Now Playing: Do we approach the death of a loved one with God's perspective ?
Finally, Jacob arrived at his father's home in Mamre: "Jacob came unto Isaac his father unto Mamre, unto the city of Arbah, which is Hebron, where Abraham and Isaac sojourned" (Gen. 35:27). Jacob had not seen his father for at least 30 years. What a reunion they must have had!
During the next 13 years Jacob cared for his father. Then we are told, "The days of Isaac were an hundred and fourscore years. And Isaac gave up the ghost, and died, and was gathered unto his people, being old and full of days: and his sons Esau and Jacob buried him" (vv. 28,29).
The death of Isaac meant Jacob's separation from the past generation. The responsibility of the family was now entirely his.
He had deceived Esau out of the birthright and had stolen the blessing many years earlier, but now the birthright was his by divine appointment--and so was the responsibility.

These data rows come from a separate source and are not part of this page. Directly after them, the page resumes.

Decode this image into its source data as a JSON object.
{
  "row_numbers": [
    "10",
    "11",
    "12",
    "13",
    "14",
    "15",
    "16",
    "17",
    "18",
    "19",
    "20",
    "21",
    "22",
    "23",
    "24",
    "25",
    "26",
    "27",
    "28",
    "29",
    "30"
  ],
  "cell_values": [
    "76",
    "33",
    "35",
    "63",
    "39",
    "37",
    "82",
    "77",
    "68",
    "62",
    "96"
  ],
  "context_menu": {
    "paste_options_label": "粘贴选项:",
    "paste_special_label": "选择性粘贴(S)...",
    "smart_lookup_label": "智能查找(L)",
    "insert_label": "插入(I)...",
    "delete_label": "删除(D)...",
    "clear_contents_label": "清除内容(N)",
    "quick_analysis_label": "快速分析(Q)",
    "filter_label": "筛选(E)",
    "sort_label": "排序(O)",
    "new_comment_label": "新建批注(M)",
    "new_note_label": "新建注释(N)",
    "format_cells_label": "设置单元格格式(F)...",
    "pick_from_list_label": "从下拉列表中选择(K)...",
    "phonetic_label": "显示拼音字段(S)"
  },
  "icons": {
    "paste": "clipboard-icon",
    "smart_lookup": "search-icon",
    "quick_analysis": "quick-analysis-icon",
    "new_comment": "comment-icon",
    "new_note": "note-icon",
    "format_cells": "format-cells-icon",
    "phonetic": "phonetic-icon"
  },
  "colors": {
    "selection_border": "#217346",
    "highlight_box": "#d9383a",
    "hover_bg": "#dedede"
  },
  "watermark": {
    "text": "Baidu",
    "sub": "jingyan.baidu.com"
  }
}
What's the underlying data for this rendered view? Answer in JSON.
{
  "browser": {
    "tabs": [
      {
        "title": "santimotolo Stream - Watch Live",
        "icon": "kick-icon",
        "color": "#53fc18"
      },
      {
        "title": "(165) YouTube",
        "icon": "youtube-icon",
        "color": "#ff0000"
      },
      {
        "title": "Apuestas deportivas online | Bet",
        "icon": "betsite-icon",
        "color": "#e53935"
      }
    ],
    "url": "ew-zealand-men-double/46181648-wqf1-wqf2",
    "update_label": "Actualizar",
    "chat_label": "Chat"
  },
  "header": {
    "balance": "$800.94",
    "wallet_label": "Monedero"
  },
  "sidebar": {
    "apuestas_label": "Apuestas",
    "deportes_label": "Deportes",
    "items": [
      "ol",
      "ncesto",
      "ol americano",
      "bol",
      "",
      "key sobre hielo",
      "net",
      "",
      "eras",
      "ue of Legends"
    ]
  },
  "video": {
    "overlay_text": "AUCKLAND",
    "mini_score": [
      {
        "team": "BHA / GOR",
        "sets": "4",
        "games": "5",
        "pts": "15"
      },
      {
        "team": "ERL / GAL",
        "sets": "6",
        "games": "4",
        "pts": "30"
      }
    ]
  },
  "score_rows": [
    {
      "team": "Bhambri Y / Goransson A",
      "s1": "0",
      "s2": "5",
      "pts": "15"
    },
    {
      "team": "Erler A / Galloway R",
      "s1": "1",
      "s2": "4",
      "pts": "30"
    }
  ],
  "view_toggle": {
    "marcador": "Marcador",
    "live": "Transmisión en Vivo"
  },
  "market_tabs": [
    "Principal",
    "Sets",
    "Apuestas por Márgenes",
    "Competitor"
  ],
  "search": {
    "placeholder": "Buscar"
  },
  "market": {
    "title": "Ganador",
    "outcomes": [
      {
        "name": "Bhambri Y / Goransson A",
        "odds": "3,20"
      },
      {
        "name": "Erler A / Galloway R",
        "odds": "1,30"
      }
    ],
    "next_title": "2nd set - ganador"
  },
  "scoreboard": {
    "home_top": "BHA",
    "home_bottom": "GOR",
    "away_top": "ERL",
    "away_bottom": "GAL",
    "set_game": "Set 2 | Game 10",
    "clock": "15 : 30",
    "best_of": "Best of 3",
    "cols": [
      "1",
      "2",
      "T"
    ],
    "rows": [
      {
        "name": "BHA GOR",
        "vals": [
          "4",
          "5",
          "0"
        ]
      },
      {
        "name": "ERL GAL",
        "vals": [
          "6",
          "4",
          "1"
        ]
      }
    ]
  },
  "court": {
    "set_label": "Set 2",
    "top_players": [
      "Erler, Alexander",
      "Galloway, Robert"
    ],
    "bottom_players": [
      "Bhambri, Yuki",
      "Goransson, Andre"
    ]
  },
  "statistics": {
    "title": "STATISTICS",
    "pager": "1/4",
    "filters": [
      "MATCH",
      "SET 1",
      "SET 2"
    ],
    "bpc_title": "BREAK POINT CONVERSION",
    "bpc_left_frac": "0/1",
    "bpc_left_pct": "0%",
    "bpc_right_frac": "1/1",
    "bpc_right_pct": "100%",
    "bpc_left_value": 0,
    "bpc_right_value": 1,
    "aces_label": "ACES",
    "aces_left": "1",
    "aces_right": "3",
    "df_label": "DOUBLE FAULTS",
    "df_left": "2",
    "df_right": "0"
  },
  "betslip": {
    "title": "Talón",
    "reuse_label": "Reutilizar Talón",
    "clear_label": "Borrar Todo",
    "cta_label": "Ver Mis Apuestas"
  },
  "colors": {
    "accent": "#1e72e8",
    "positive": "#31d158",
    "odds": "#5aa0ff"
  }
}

In the account of Isaac's death, it is precious to see that Esau and Jacob had apparently been reconciled: "His sons Esau and Jacob buried him" (v. 29). Death is often a great reconciler.
Esau had said years earlier, "The days of mourning for my father are at hand; then will I slay my brother Jacob" (27:41). But Isaac did not die as soon as was expected, and by the time he did, Esau and Jacob were seemingly reconciled.
May we who are Christians be sure we use the occasion of a death of a loved one as a time of reconciliation with family members rather than a time of division.
"He will swallow up death in victory; and the Lord God will wipe away tears from off all faces" (Isa. 25:8).
(from T. Epp)